- **What to work on**
From the entries below, copy every line that has the word "meta".
────────────────
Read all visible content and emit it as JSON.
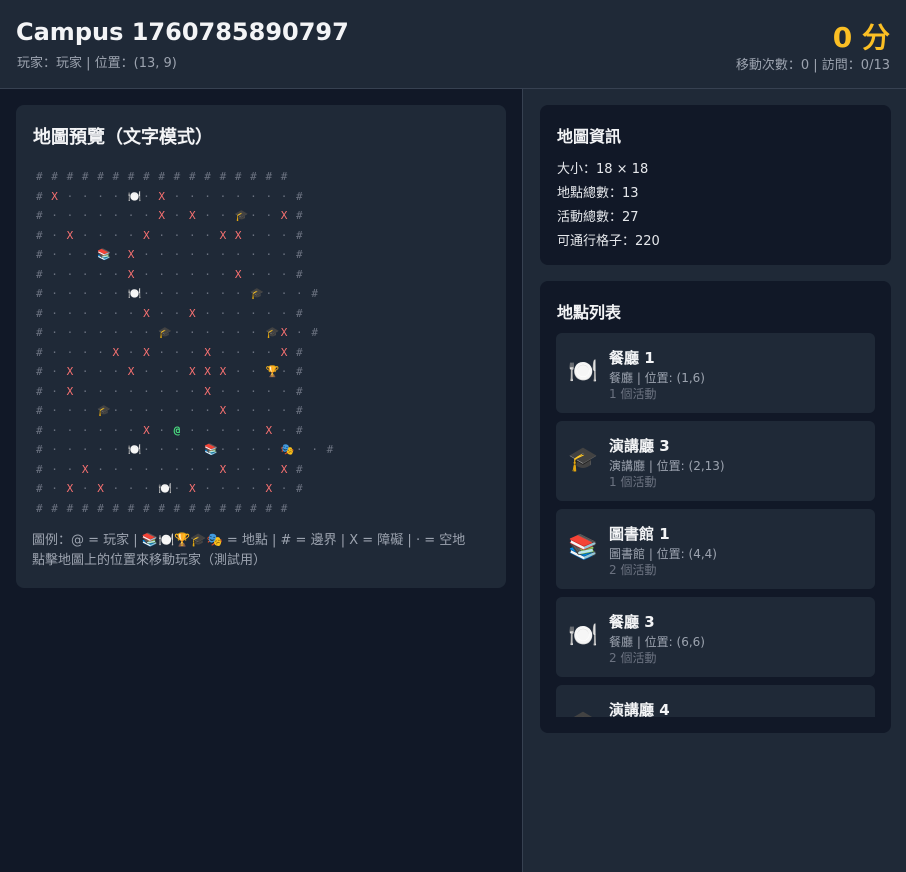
{
  "header": {
    "title": "Campus 1760785890797",
    "subtitle": "玩家：玩家 | 位置：(13, 9)",
    "score": "0 分",
    "stats": "移動次數：0 | 訪問：0/13"
  },
  "map": {
    "title": "地圖預覽（文字模式）",
    "rows": [
      [
        "#",
        "#",
        "#",
        "#",
        "#",
        "#",
        "#",
        "#",
        "#",
        "#",
        "#",
        "#",
        "#",
        "#",
        "#",
        "#",
        "#"
      ],
      [
        "#",
        "X",
        "·",
        "·",
        "·",
        "·",
        "🍽️",
        "·",
        "X",
        "·",
        "·",
        "·",
        "·",
        "·",
        "·",
        "·",
        "·",
        "#"
      ],
      [
        "#",
        "·",
        "·",
        "·",
        "·",
        "·",
        "·",
        "·",
        "X",
        "·",
        "X",
        "·",
        "·",
        "🎓",
        "·",
        "·",
        "X",
        "#"
      ],
      [
        "#",
        "·",
        "X",
        "·",
        "·",
        "·",
        "·",
        "X",
        "·",
        "·",
        "·",
        "·",
        "X",
        "X",
        "·",
        "·",
        "·",
        "#"
      ],
      [
        "#",
        "·",
        "·",
        "·",
        "📚",
        "·",
        "X",
        "·",
        "·",
        "·",
        "·",
        "·",
        "·",
        "·",
        "·",
        "·",
        "·",
        "#"
      ],
      [
        "#",
        "·",
        "·",
        "·",
        "·",
        "·",
        "X",
        "·",
        "·",
        "·",
        "·",
        "·",
        "·",
        "X",
        "·",
        "·",
        "·",
        "#"
      ],
      [
        "#",
        "·",
        "·",
        "·",
        "·",
        "·",
        "🍽️",
        "·",
        "·",
        "·",
        "·",
        "·",
        "·",
        "·",
        "🎓",
        "·",
        "·",
        "·",
        "#"
      ],
      [
        "#",
        "·",
        "·",
        "·",
        "·",
        "·",
        "·",
        "X",
        "·",
        "·",
        "X",
        "·",
        "·",
        "·",
        "·",
        "·",
        "·",
        "#"
      ],
      [
        "#",
        "·",
        "·",
        "·",
        "·",
        "·",
        "·",
        "·",
        "🎓",
        "·",
        "·",
        "·",
        "·",
        "·",
        "·",
        "🎓",
        "X",
        "·",
        "#"
      ],
      [
        "#",
        "·",
        "·",
        "·",
        "·",
        "X",
        "·",
        "X",
        "·",
        "·",
        "·",
        "X",
        "·",
        "·",
        "·",
        "·",
        "X",
        "#"
      ],
      [
        "#",
        "·",
        "X",
        "·",
        "·",
        "·",
        "X",
        "·",
        "·",
        "·",
        "X",
        "X",
        "X",
        "·",
        "·",
        "🏆",
        "·",
        "#"
      ],
      [
        "#",
        "·",
        "X",
        "·",
        "·",
        "·",
        "·",
        "·",
        "·",
        "·",
        "·",
        "X",
        "·",
        "·",
        "·",
        "·",
        "·",
        "#"
      ],
      [
        "#",
        "·",
        "·",
        "·",
        "🎓",
        "·",
        "·",
        "·",
        "·",
        "·",
        "·",
        "·",
        "X",
        "·",
        "·",
        "·",
        "·",
        "#"
      ],
      [
        "#",
        "·",
        "·",
        "·",
        "·",
        "·",
        "·",
        "X",
        "·",
        "@",
        "·",
        "·",
        "·",
        "·",
        "·",
        "X",
        "·",
        "#"
      ],
      [
        "#",
        "·",
        "·",
        "·",
        "·",
        "·",
        "🍽️",
        "·",
        "·",
        "·",
        "·",
        "📚",
        "·",
        "·",
        "·",
        "·",
        "🎭",
        "·",
        "·",
        "#"
      ],
      [
        "#",
        "·",
        "·",
        "X",
        "·",
        "·",
        "·",
        "·",
        "·",
        "·",
        "·",
        "·",
        "X",
        "·",
        "·",
        "·",
        "X",
        "#"
      ],
      [
        "#",
        "·",
        "X",
        "·",
        "X",
        "·",
        "·",
        "·",
        "🍽️",
        "·",
        "X",
        "·",
        "·",
        "·",
        "·",
        "X",
        "·",
        "#"
      ],
      [
        "#",
        "#",
        "#",
        "#",
        "#",
        "#",
        "#",
        "#",
        "#",
        "#",
        "#",
        "#",
        "#",
        "#",
        "#",
        "#",
        "#"
      ]
    ],
    "legend_line1": "圖例：@ = 玩家 | 📚🍽️🏆🎓🎭 = 地點 | # = 邊界 | X = 障礙 | · = 空地",
    "legend_line2": "點擊地圖上的位置來移動玩家（測試用）"
  },
  "info": {
    "title": "地圖資訊",
    "size": "大小：18 × 18",
    "locations": "地點總數：13",
    "activities": "活動總數：27",
    "walkable": "可通行格子：220"
  },
  "list": {
    "title": "地點列表",
    "items": [
      {
        "icon": "🍽️",
        "icon_name": "dining-icon",
        "name": "餐廳 1",
        "meta": "餐廳 | 位置: (1,6)",
        "count": "1 個活動"
      },
      {
        "icon": "🎓",
        "icon_name": "graduation-cap-icon",
        "name": "演講廳 3",
        "meta": "演講廳 | 位置: (2,13)",
        "count": "1 個活動"
      },
      {
        "icon": "📚",
        "icon_name": "books-icon",
        "name": "圖書館 1",
        "meta": "圖書館 | 位置: (4,4)",
        "count": "2 個活動"
      },
      {
        "icon": "🍽️",
        "icon_name": "dining-icon",
        "name": "餐廳 3",
        "meta": "餐廳 | 位置: (6,6)",
        "count": "2 個活動"
      },
      {
        "icon": "🎓",
        "icon_name": "graduation-cap-icon",
        "name": "演講廳 4",
        "meta": "",
        "count": ""
      }
    ]
  }
}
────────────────
- **Response**
        "meta": "餐廳 | 位置: (1,6)",
        "meta": "演講廳 | 位置: (2,13)",
        "meta": "圖書館 | 位置: (4,4)",
        "meta": "餐廳 | 位置: (6,6)",
        "meta": "",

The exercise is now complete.